▸ **Aim of the exercise**:
Please retype all of the records below word for word, leaving out any pictures.

(Excerpts from an interface dataset)
==================================================

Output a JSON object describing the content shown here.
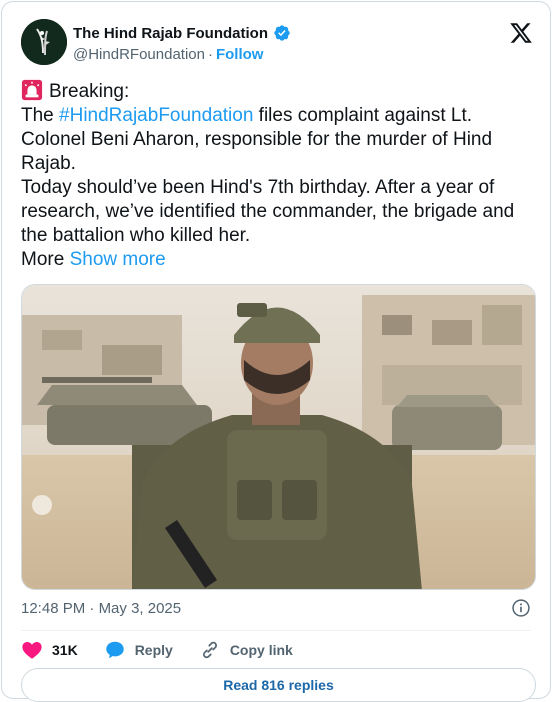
{
  "account": {
    "name": "The Hind Rajab Foundation",
    "handle": "@HindRFoundation",
    "separator": "·",
    "follow_label": "Follow"
  },
  "post": {
    "line1": "Breaking:",
    "line2_prefix": "The ",
    "hashtag": "#HindRajabFoundation",
    "line2_suffix": " files complaint against Lt. Colonel Beni Aharon, responsible for the murder of Hind Rajab.",
    "line3": "Today should’ve been Hind's 7th birthday. After a year of research, we’ve identified the commander, the brigade and the battalion who killed her.",
    "more_prefix": "More",
    "show_more": "Show more"
  },
  "meta": {
    "time": "12:48 PM",
    "separator": "·",
    "date": "May 3, 2025"
  },
  "actions": {
    "likes": "31K",
    "reply_label": "Reply",
    "copy_link_label": "Copy link"
  },
  "read_replies_label": "Read 816 replies",
  "colors": {
    "accent": "#1d9bf0",
    "like": "#f91880",
    "text": "#0f1419",
    "muted": "#536471",
    "border": "#cfd9de"
  },
  "icons": [
    "verified-badge-icon",
    "x-logo-icon",
    "siren-icon",
    "info-icon",
    "heart-icon",
    "reply-bubble-icon",
    "link-icon"
  ]
}
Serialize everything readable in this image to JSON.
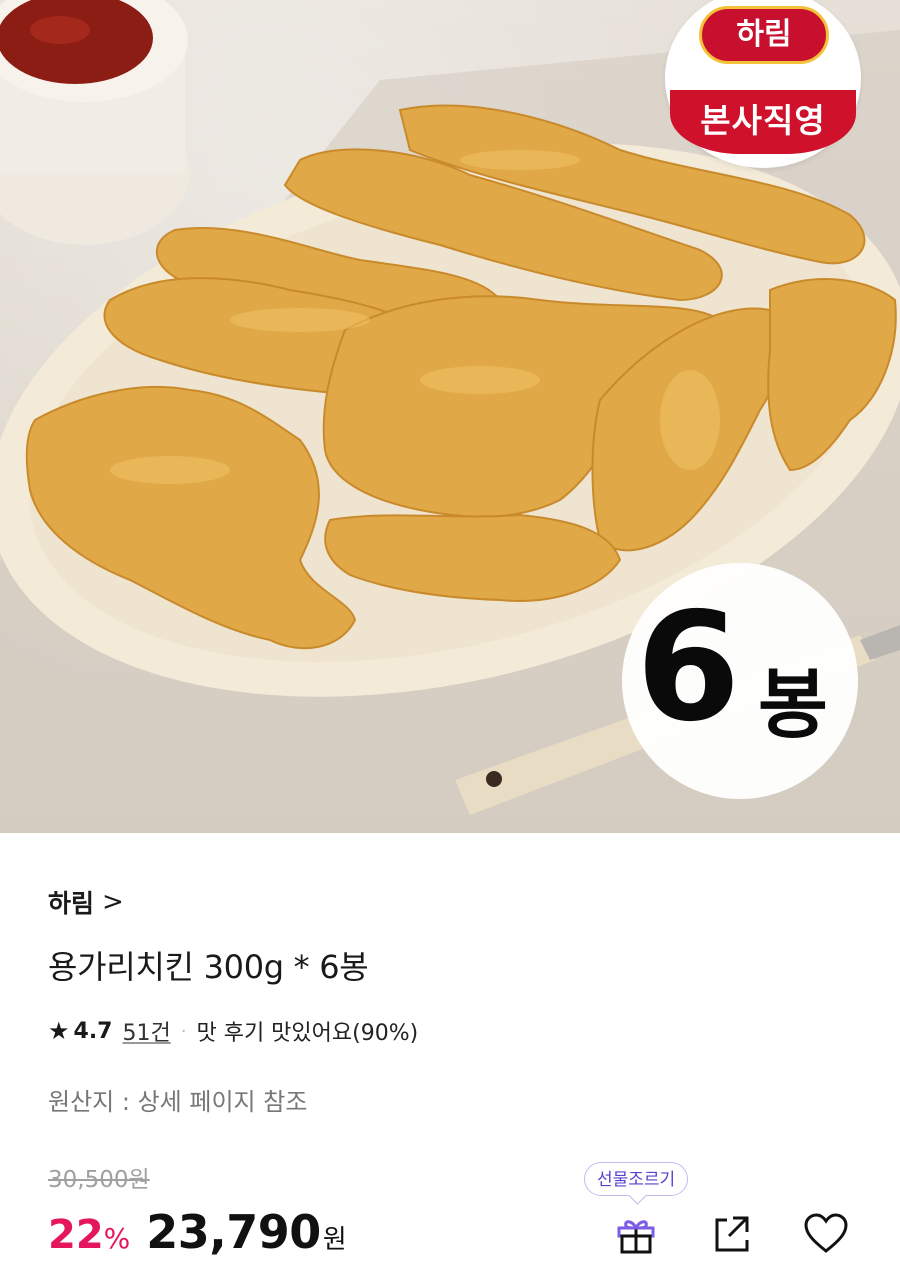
{
  "hero": {
    "brand_logo_text": "하림",
    "brand_banner_text": "본사직영",
    "pack_number": "6",
    "pack_unit": "봉"
  },
  "product": {
    "brand": "하림",
    "brand_chevron": ">",
    "title": "용가리치킨 300g * 6봉",
    "rating": {
      "star": "★",
      "score": "4.7",
      "review_count": "51건",
      "separator": "·",
      "taste_summary": "맛 후기 맛있어요(90%)"
    },
    "origin": "원산지 : 상세 페이지 참조",
    "price": {
      "original": "30,500원",
      "discount_number": "22",
      "discount_symbol": "%",
      "sale_number": "23,790",
      "sale_unit": "원"
    }
  },
  "actions": {
    "gift_tooltip": "선물조르기",
    "icons": [
      "gift-icon",
      "share-icon",
      "heart-icon"
    ]
  },
  "colors": {
    "accent_pink": "#e4165d",
    "gift_purple": "#5a3fd0",
    "brand_red": "#c8102e"
  }
}
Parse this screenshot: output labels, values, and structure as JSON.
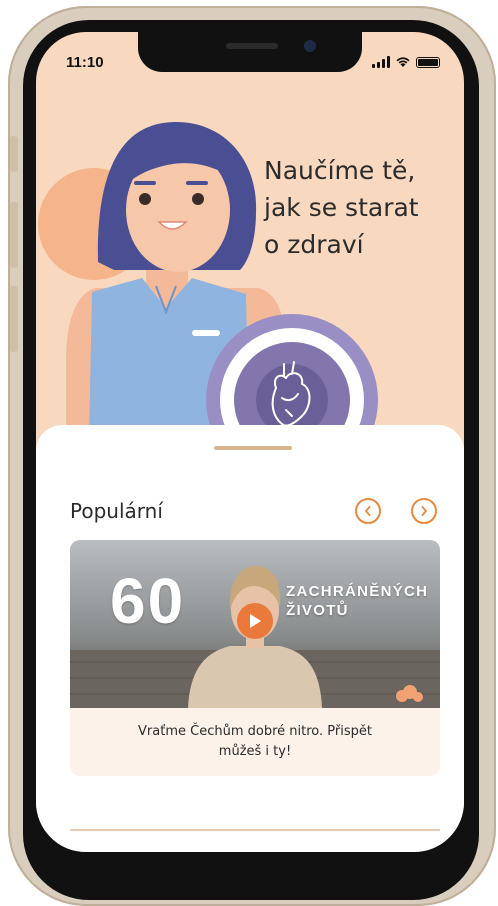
{
  "status_bar": {
    "time": "11:10"
  },
  "hero": {
    "title_lines": [
      "Naučíme tě,",
      "jak se starat",
      "o zdraví"
    ]
  },
  "popular": {
    "title": "Populární",
    "prev_icon": "chevron-left-icon",
    "next_icon": "chevron-right-icon",
    "card": {
      "big_number": "60",
      "overlay_lines": [
        "ZACHRÁNĚNÝCH",
        "ŽIVOTŮ"
      ],
      "play_icon": "play-icon",
      "caption_lines": [
        "Vraťme Čechům dobré nitro. Přispět",
        "můžeš i ty!"
      ]
    }
  },
  "colors": {
    "hero_bg": "#f9d8c0",
    "accent": "#ea7a3b",
    "heart_circle": "#7e72a8",
    "card_bg": "#fdf2ea"
  }
}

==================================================

▸ **The answer**:
Output a JSON object describing the content shown here.
{
  "account": {
    "name": "The Hind Rajab Foundation",
    "handle": "@HindRFoundation",
    "separator": "·",
    "follow_label": "Follow"
  },
  "post": {
    "line1": "Breaking:",
    "line2_prefix": "The ",
    "hashtag": "#HindRajabFoundation",
    "line2_suffix": " files complaint against Lt. Colonel Beni Aharon, responsible for the murder of Hind Rajab.",
    "line3": "Today should’ve been Hind's 7th birthday. After a year of research, we’ve identified the commander, the brigade and the battalion who killed her.",
    "more_prefix": "More",
    "show_more": "Show more"
  },
  "meta": {
    "time": "12:48 PM",
    "separator": "·",
    "date": "May 3, 2025"
  },
  "actions": {
    "likes": "31K",
    "reply_label": "Reply",
    "copy_link_label": "Copy link"
  },
  "read_replies_label": "Read 816 replies",
  "colors": {
    "accent": "#1d9bf0",
    "like": "#f91880",
    "text": "#0f1419",
    "muted": "#536471",
    "border": "#cfd9de"
  },
  "icons": [
    "verified-badge-icon",
    "x-logo-icon",
    "siren-icon",
    "info-icon",
    "heart-icon",
    "reply-bubble-icon",
    "link-icon"
  ]
}
Serialize everything readable in this image to JSON.
{
  "hero": {
    "brand_logo_text": "하림",
    "brand_banner_text": "본사직영",
    "pack_number": "6",
    "pack_unit": "봉"
  },
  "product": {
    "brand": "하림",
    "brand_chevron": ">",
    "title": "용가리치킨 300g * 6봉",
    "rating": {
      "star": "★",
      "score": "4.7",
      "review_count": "51건",
      "separator": "·",
      "taste_summary": "맛 후기 맛있어요(90%)"
    },
    "origin": "원산지 : 상세 페이지 참조",
    "price": {
      "original": "30,500원",
      "discount_number": "22",
      "discount_symbol": "%",
      "sale_number": "23,790",
      "sale_unit": "원"
    }
  },
  "actions": {
    "gift_tooltip": "선물조르기",
    "icons": [
      "gift-icon",
      "share-icon",
      "heart-icon"
    ]
  },
  "colors": {
    "accent_pink": "#e4165d",
    "gift_purple": "#5a3fd0",
    "brand_red": "#c8102e"
  }
}
Parse this screenshot: output labels, values, and structure as JSON.
{
  "status_bar": {
    "time": "11:10"
  },
  "hero": {
    "title_lines": [
      "Naučíme tě,",
      "jak se starat",
      "o zdraví"
    ]
  },
  "popular": {
    "title": "Populární",
    "prev_icon": "chevron-left-icon",
    "next_icon": "chevron-right-icon",
    "card": {
      "big_number": "60",
      "overlay_lines": [
        "ZACHRÁNĚNÝCH",
        "ŽIVOTŮ"
      ],
      "play_icon": "play-icon",
      "caption_lines": [
        "Vraťme Čechům dobré nitro. Přispět",
        "můžeš i ty!"
      ]
    }
  },
  "colors": {
    "hero_bg": "#f9d8c0",
    "accent": "#ea7a3b",
    "heart_circle": "#7e72a8",
    "card_bg": "#fdf2ea"
  }
}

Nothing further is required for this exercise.